## About this task
The response must be made up of the lines in the entries below that contain "location".

Segment Start: Provided records

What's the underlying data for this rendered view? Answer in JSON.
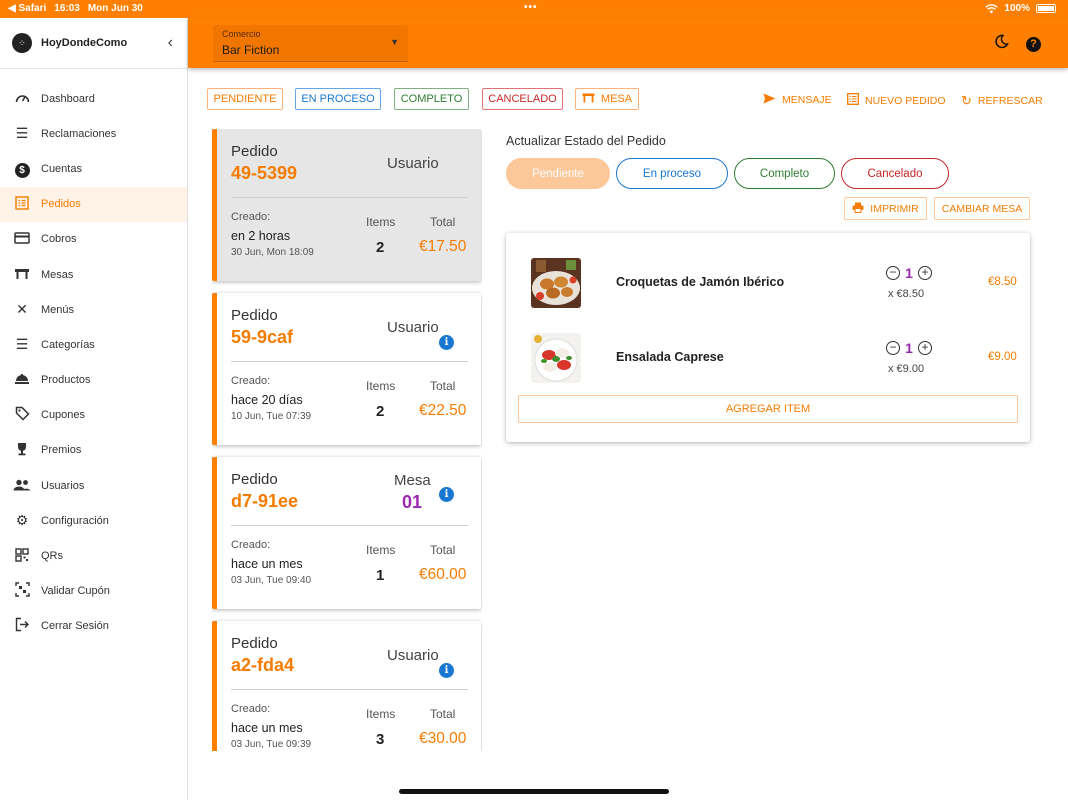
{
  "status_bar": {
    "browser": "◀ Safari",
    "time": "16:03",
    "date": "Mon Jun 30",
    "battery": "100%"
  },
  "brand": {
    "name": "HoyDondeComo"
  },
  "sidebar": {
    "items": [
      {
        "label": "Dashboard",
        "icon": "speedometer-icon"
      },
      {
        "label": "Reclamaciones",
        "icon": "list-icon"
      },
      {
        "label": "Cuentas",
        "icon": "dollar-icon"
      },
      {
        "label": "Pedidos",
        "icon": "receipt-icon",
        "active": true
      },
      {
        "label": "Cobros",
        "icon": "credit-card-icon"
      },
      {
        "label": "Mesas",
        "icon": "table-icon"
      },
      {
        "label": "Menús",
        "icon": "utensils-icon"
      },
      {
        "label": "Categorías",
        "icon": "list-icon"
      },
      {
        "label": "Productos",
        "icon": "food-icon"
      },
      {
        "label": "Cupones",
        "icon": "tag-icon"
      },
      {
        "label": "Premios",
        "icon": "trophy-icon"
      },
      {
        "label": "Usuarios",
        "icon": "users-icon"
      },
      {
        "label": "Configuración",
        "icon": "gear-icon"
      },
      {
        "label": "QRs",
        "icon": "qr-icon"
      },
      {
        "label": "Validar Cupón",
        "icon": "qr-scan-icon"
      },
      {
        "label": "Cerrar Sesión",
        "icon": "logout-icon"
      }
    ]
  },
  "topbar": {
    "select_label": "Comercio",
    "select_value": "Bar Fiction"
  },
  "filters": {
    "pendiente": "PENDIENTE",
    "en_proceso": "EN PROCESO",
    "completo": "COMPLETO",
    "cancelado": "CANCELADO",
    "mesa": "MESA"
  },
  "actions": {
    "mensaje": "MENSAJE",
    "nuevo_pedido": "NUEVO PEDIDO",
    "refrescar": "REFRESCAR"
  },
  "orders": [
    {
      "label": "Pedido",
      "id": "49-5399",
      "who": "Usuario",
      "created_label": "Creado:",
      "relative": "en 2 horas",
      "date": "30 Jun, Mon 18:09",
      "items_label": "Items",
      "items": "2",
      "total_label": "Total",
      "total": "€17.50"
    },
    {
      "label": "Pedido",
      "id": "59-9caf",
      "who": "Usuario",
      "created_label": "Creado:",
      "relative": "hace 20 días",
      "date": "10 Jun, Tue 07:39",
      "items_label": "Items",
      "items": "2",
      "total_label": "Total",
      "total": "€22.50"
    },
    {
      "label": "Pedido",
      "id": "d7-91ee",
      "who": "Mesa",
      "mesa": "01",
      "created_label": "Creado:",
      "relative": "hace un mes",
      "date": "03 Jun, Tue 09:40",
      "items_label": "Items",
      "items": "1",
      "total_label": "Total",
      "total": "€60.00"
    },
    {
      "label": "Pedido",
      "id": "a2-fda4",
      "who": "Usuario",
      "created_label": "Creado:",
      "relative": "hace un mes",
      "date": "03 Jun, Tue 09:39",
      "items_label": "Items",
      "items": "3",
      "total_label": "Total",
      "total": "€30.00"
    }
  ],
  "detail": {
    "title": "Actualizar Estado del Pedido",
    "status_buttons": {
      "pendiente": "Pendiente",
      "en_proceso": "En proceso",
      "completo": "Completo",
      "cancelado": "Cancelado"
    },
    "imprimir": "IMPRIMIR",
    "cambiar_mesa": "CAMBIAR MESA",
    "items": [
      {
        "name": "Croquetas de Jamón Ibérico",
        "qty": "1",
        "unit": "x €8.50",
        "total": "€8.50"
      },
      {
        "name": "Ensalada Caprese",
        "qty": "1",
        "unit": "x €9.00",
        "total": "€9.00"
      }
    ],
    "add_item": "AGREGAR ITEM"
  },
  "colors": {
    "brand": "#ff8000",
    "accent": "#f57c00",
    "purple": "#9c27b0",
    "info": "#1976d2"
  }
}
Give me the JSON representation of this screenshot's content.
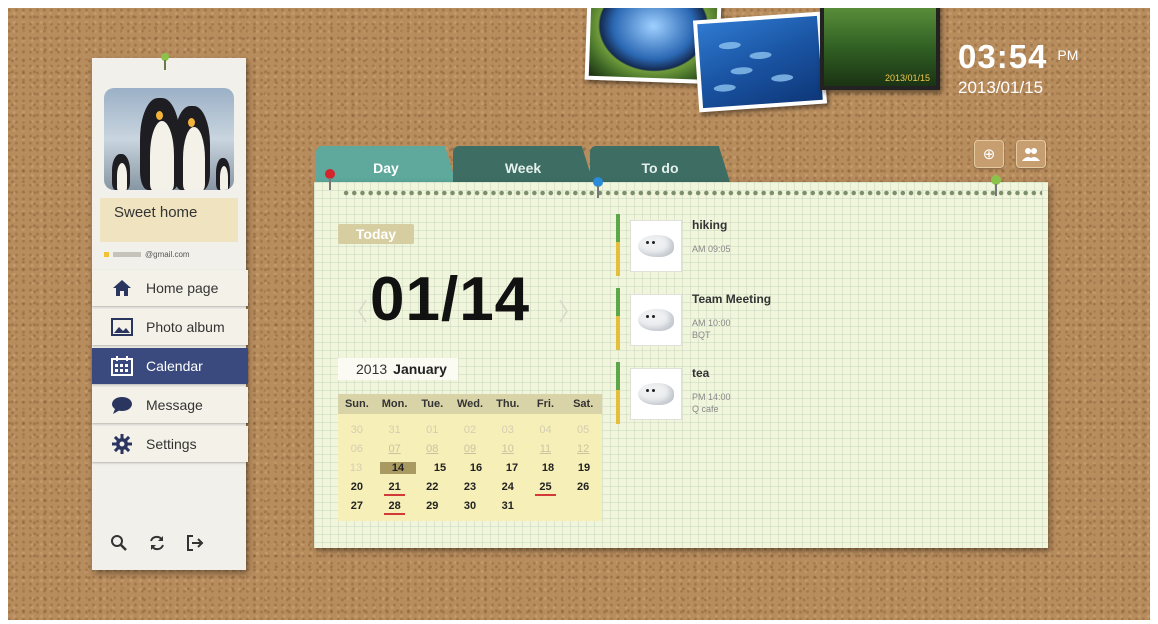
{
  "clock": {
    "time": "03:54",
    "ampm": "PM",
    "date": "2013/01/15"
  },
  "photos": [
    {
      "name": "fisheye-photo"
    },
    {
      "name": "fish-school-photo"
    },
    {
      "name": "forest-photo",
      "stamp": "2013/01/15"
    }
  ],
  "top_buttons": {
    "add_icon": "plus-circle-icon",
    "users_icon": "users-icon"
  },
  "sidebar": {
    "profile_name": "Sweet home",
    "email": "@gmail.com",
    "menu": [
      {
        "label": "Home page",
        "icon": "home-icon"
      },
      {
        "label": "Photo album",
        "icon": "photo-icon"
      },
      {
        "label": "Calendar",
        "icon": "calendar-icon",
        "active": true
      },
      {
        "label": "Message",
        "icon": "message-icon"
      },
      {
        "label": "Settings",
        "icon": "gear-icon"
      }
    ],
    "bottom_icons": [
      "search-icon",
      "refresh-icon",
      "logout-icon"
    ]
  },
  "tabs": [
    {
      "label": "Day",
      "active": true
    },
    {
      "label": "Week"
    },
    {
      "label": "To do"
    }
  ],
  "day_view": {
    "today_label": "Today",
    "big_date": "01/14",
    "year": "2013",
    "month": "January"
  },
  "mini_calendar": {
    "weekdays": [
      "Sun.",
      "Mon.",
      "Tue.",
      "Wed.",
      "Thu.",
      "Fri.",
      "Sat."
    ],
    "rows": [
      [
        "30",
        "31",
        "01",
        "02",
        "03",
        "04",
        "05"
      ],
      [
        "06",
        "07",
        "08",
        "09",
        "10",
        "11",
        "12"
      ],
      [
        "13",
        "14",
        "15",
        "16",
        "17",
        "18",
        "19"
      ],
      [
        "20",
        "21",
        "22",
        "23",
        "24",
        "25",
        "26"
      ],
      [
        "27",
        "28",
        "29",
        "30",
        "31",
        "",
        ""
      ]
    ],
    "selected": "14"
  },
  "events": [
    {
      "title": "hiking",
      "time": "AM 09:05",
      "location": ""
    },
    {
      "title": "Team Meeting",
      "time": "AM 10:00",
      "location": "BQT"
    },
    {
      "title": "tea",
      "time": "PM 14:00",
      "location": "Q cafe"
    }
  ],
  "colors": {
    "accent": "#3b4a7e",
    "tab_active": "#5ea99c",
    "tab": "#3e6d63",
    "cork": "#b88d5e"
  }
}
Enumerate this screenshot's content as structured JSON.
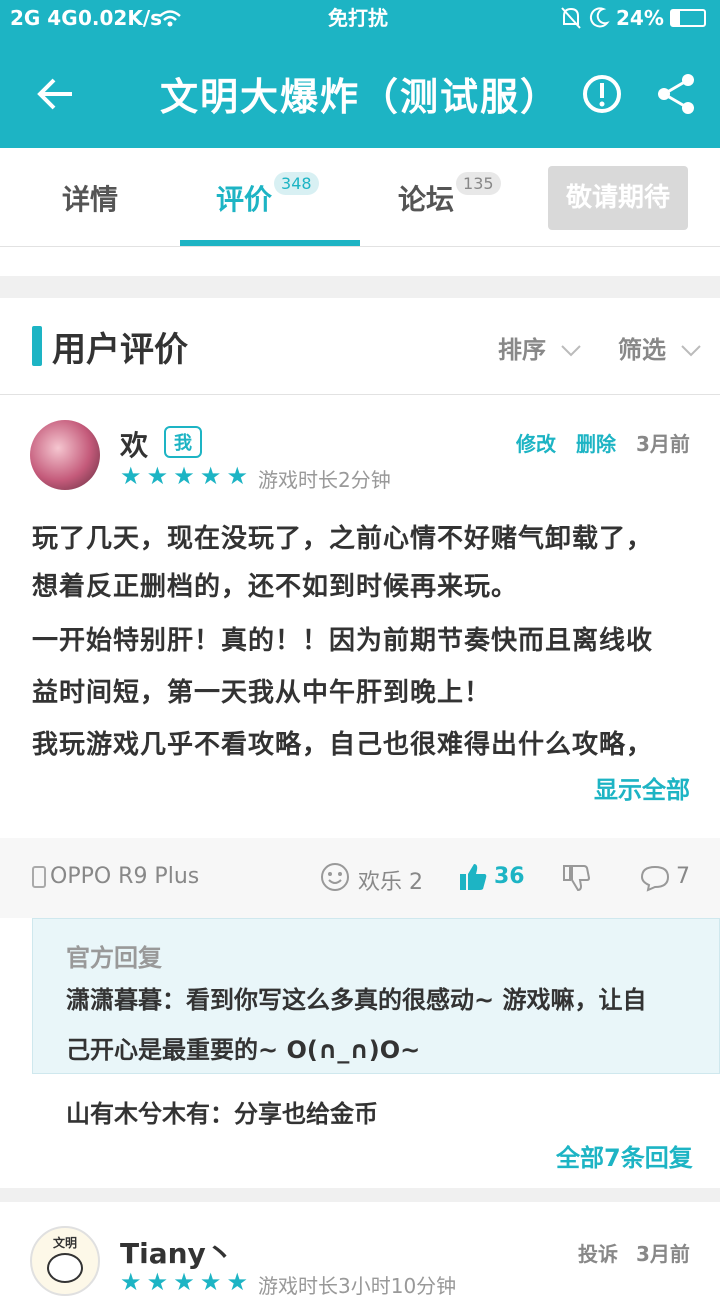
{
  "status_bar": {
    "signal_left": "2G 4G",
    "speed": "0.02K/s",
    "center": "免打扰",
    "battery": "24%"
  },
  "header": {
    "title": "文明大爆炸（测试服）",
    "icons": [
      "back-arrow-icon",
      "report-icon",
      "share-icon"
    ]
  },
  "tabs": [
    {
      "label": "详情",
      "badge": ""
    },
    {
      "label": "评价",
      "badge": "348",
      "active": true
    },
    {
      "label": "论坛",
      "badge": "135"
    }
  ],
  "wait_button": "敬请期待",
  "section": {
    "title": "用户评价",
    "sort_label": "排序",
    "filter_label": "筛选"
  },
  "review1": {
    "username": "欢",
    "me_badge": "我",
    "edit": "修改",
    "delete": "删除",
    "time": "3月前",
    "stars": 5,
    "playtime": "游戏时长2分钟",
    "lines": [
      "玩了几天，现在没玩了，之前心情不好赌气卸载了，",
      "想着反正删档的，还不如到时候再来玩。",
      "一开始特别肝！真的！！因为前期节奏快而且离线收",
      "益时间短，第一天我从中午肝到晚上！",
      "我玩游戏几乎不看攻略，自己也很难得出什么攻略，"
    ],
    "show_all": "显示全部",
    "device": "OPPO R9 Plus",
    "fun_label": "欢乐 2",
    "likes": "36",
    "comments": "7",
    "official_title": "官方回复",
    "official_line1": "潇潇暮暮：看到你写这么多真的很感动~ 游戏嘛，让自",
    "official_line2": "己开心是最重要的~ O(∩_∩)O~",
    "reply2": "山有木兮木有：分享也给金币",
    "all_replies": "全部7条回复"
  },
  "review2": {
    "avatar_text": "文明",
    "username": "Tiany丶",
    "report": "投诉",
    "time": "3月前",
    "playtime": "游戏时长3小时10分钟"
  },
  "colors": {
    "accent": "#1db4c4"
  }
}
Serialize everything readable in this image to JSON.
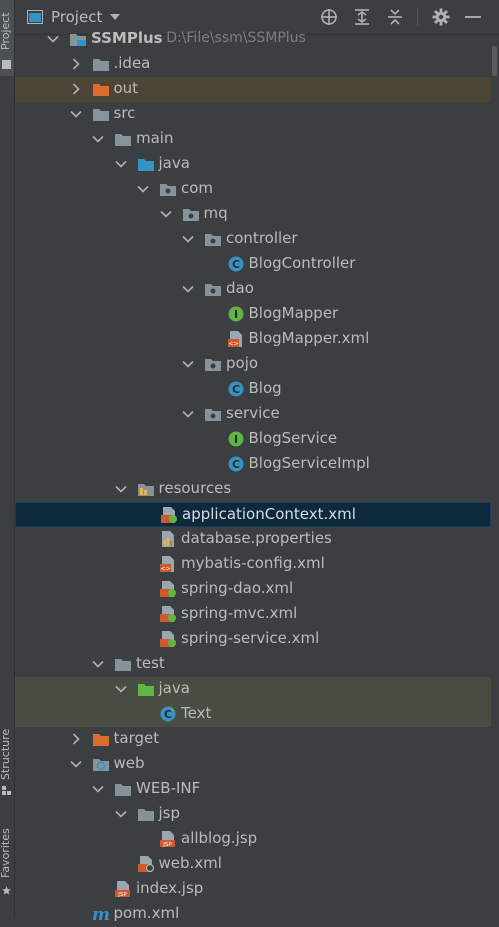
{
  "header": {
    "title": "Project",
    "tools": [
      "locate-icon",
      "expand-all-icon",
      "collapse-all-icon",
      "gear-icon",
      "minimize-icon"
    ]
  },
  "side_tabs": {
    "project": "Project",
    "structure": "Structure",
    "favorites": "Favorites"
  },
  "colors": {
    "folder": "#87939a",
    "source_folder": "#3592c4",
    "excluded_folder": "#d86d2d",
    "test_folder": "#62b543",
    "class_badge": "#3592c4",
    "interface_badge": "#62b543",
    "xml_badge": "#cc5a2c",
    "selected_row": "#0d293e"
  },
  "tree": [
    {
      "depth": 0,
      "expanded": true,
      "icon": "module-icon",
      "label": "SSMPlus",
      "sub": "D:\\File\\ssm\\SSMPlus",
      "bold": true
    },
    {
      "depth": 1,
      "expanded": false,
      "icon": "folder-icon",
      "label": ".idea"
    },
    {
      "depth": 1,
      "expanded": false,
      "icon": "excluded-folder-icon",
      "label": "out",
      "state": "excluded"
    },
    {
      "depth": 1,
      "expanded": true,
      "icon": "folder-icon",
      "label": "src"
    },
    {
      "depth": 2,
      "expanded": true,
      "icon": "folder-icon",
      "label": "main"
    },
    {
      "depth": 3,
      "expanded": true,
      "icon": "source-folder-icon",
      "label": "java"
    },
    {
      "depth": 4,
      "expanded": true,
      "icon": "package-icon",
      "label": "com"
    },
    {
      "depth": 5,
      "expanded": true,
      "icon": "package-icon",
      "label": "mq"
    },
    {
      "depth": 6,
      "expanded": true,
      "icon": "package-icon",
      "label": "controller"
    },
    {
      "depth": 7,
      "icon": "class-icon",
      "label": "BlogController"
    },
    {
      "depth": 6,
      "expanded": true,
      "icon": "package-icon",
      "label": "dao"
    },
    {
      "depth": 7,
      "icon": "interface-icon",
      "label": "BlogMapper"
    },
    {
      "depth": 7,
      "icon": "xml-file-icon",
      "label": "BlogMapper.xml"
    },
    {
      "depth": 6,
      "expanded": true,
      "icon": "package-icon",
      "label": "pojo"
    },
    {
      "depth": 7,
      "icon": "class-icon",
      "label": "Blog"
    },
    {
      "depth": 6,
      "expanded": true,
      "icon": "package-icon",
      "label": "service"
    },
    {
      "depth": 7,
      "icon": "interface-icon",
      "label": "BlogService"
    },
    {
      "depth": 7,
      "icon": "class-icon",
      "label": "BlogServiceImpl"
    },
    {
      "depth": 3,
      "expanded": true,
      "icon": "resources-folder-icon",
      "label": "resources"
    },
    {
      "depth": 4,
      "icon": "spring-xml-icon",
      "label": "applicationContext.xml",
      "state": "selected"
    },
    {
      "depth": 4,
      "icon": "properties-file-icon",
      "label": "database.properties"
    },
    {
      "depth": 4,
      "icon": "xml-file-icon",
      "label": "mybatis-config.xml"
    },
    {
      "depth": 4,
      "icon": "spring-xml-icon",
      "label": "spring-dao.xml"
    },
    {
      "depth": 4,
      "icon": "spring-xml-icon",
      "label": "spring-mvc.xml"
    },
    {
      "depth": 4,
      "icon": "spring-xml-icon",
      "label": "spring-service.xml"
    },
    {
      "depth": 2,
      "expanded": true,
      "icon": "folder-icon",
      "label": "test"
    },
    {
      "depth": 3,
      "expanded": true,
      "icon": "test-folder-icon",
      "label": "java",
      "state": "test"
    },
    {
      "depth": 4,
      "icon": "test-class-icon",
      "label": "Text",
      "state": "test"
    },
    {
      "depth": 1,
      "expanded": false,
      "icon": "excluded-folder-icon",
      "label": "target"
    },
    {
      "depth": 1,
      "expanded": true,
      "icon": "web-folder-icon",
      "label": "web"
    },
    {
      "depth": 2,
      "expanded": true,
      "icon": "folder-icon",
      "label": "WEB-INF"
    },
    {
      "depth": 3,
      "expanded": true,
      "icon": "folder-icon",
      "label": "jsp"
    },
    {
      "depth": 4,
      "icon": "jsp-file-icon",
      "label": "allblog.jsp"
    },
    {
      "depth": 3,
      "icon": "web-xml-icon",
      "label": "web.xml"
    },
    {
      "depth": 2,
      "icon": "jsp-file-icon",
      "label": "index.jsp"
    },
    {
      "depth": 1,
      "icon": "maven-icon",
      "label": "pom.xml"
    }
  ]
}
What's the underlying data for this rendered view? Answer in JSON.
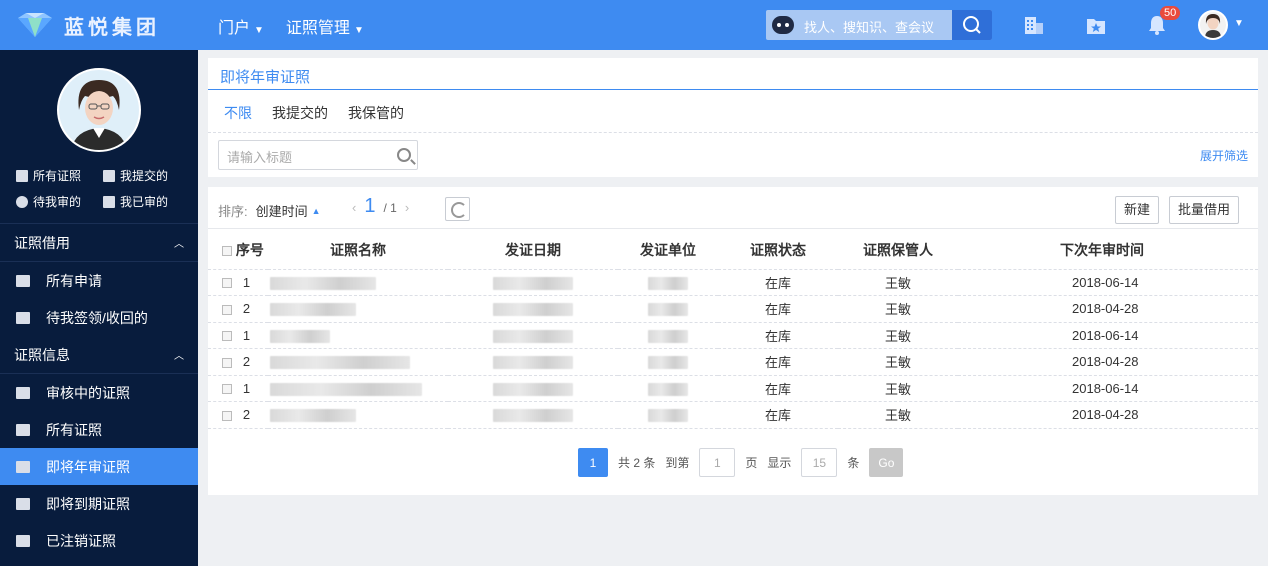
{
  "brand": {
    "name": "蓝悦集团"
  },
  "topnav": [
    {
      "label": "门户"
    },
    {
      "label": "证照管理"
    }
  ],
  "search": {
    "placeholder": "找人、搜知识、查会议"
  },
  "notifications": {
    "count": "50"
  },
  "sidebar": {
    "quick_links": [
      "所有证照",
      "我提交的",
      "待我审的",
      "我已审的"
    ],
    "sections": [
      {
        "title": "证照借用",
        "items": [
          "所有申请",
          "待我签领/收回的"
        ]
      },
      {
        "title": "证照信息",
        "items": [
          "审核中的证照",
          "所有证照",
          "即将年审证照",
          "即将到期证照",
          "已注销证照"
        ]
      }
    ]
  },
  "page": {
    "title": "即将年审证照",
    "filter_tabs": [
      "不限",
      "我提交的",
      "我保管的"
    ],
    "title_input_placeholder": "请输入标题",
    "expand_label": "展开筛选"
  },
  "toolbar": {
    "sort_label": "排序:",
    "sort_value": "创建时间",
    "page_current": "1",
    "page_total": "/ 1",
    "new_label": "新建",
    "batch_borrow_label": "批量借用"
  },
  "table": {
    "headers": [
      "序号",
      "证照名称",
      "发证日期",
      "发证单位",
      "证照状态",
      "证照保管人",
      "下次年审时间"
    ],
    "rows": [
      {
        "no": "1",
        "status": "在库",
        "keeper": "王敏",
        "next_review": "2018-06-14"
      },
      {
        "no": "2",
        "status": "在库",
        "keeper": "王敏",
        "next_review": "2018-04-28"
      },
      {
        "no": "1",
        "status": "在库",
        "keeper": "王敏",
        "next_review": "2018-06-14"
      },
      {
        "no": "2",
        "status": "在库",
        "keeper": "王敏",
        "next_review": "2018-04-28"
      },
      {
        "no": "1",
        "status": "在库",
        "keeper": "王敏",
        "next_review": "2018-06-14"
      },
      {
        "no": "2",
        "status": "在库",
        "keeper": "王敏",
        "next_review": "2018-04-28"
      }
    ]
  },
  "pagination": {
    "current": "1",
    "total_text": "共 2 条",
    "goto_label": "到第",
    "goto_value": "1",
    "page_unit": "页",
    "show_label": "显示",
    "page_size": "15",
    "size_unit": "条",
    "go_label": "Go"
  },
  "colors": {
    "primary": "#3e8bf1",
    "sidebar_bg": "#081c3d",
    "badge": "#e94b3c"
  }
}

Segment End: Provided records

## Output for this exercise
      "location": ""
      "location": "BQT"
      "location": "Q cafe"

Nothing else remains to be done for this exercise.